From Lars Boilesen, CEO of Opera Software:

“We want our browser to impact lives in a meaningful way. It’s one reason we use mostly renewable resources to power Opera Mini’s servers. It’s why we make it light, so you don’t have to recharge your battery every few hours.”

Any reduction in resource use, especially in regards to energy, is a welcome addition.

Opera’s claims about the proliferation of their mobile browser technology may seem a little far-fetched, but they do have some graphs to back their claims up:

Mobile Opera Users
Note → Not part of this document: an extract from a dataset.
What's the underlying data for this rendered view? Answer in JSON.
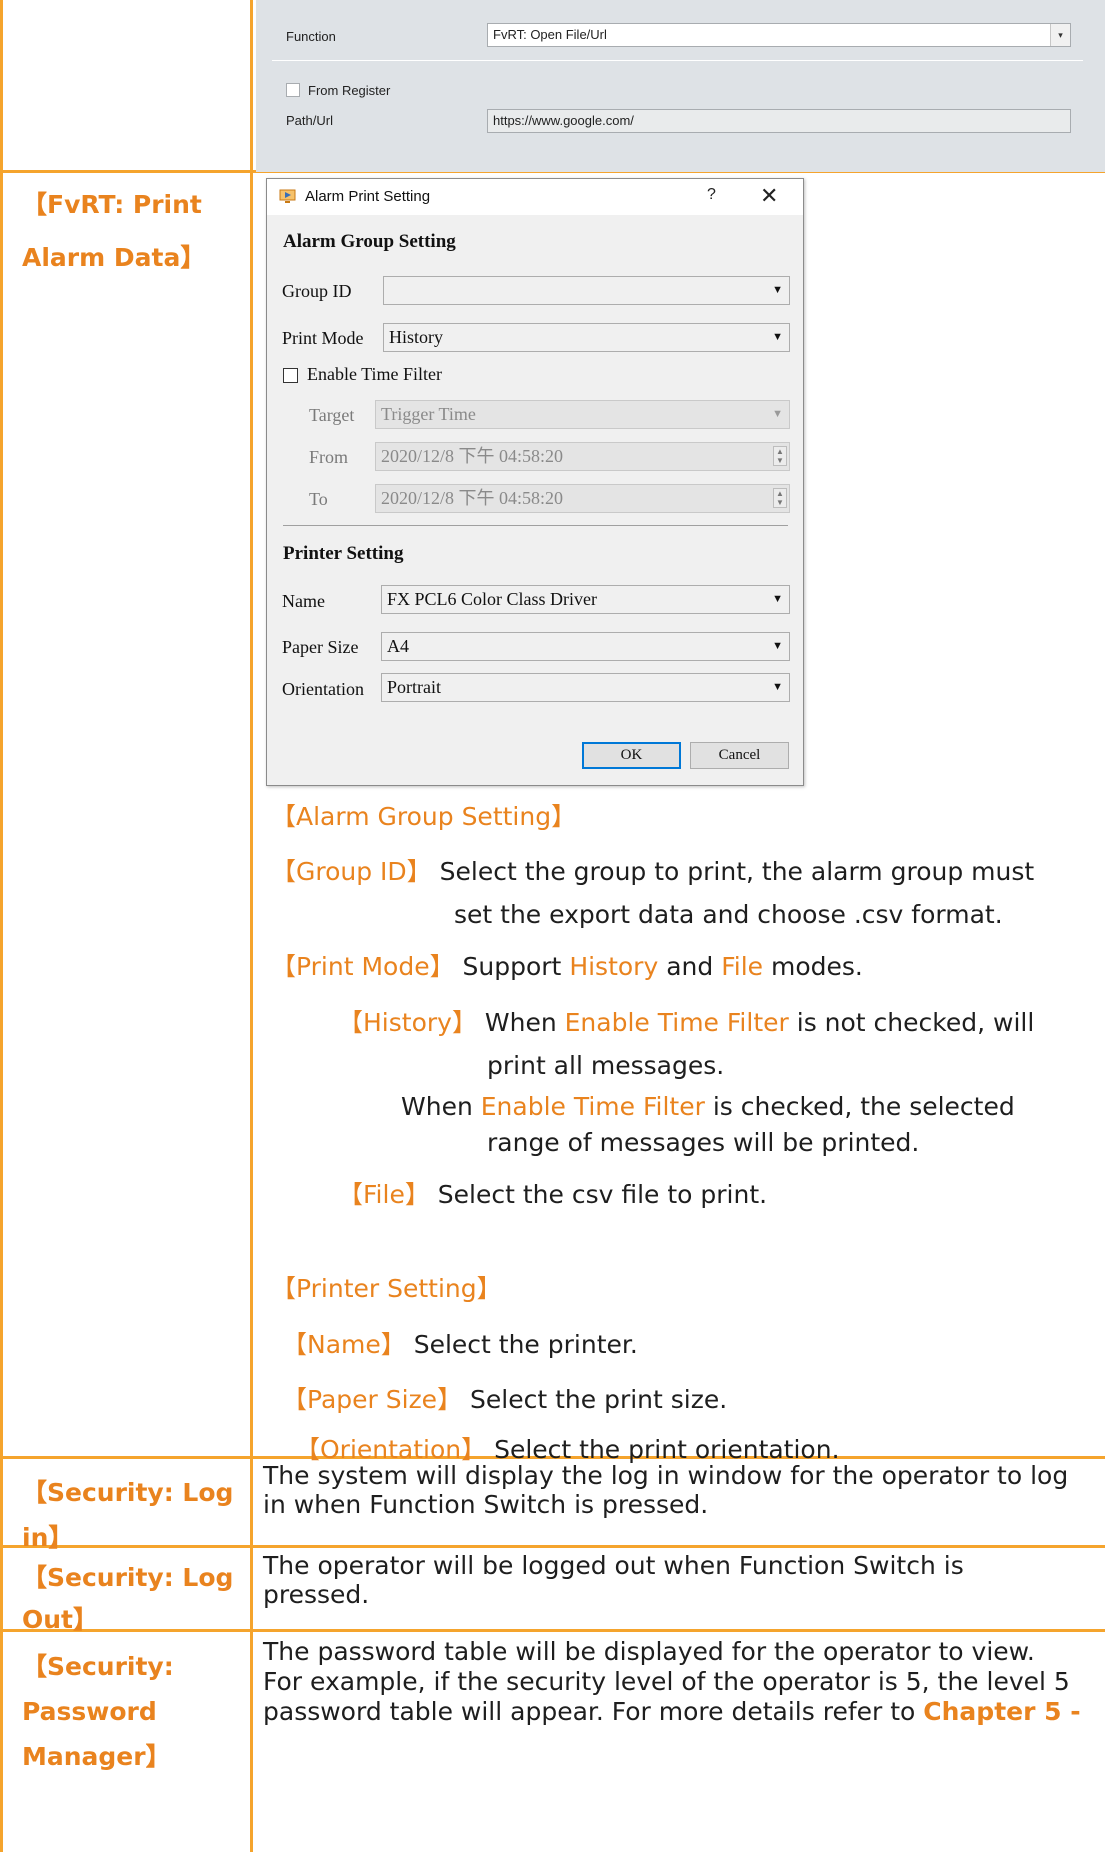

Are you an Opera user?  Have you installed their mobile technology on your device?  If so, do Opera’s claims about Mini being less of a battery hog ring true?  Considering this writer is not an Opera user, I cannot confirm, nor deny their claims.  If you have stories you’d like to share about their mobile browsers, please do so in the comments.

Another thing to consider is, with the Apple's tablet device already rendering web content -- well, besides Flash in its original format -- would iPad users be bothered with installing a browser on a device that already has one built in?  Sure, having choices is a good thing, but is it even necessary in this instance?

Let us know what you think.